The underwriting practices of lenders are vital to controlling credit risk in India’s affordable housing loans segment, which is set to grow strongly over the next few years as the government tries to increase home ownership among underprivileged groups, says Moody’s Investors Service.
“Moreover, ‘affordable housing loans’ present unique credit risks for lenders and — when securitized – for residential mortgage-backed securities (RMBS), because of the nature of the borrowers,” said Georgina Lee, a Moody’s Assistant Vice President — Research Writer.
The affordable housing loan market is forecast to grow to Rs 4 trillion – Rs 8 trillion by 2022 from Rs 593 billion in March 2015, bolstered by government measures to increase home ownership among underprivileged groups. Affordable housing loans accounted for 14% of the total home loan books of housing finance companies as on 31 March 2015, the report added.
Many borrowers do not have previous banking transaction records and, for the self-employed, they do not disclose their incomes or file tax returns.
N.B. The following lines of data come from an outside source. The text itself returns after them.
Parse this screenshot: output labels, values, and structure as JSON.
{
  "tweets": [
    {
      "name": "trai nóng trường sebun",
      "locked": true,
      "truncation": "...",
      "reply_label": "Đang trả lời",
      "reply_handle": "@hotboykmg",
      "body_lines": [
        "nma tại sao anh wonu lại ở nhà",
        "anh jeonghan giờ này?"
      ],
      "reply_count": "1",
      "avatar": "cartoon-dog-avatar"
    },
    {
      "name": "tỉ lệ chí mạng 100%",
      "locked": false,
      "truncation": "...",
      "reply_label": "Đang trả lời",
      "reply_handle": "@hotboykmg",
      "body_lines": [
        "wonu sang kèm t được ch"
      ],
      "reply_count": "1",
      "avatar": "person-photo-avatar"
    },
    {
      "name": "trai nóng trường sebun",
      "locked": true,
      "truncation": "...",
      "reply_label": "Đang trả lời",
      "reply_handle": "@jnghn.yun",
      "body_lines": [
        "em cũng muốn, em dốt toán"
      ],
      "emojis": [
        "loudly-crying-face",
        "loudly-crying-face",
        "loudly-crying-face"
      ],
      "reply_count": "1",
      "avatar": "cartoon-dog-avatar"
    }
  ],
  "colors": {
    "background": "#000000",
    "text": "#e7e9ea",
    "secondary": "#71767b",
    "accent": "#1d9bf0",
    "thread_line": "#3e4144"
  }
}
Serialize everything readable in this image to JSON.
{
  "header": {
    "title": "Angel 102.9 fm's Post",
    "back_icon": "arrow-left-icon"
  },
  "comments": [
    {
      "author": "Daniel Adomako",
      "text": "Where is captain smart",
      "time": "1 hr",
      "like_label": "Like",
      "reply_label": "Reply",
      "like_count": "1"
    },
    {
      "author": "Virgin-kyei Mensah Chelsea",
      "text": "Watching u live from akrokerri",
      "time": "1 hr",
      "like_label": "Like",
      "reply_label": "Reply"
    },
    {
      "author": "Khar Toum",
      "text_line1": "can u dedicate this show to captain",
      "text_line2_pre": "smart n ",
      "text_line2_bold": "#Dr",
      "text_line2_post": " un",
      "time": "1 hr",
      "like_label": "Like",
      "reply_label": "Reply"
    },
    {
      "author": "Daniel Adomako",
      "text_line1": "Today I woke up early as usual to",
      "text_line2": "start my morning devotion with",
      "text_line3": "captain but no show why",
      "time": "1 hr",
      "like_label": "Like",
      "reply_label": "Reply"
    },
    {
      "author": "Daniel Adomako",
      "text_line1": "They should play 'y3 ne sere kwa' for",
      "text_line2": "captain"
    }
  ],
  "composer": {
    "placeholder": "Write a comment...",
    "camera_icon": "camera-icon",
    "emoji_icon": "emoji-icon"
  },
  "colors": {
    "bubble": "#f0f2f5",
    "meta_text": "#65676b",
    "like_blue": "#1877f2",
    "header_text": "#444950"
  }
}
As such, the formal documentation or records needed to verify income and the ability to service loans is absent, similar in some ways to “low-doc” mortgage loans in other jurisdictions.
“In this context, the underwriting practices of lenders — in this case, housing finance companies (HFCs) – are vital to controlling credit risk,” adds Lee. “Some key credit considerations for HFCs when they originate affordable housing loans include income assessments and the quality of the construction firms involved when the loan is for the purpose of funding an individual’s purchase of a home; some HFCs prefer to extend loans to the specific building projects of construction firms that they have pre-approved.”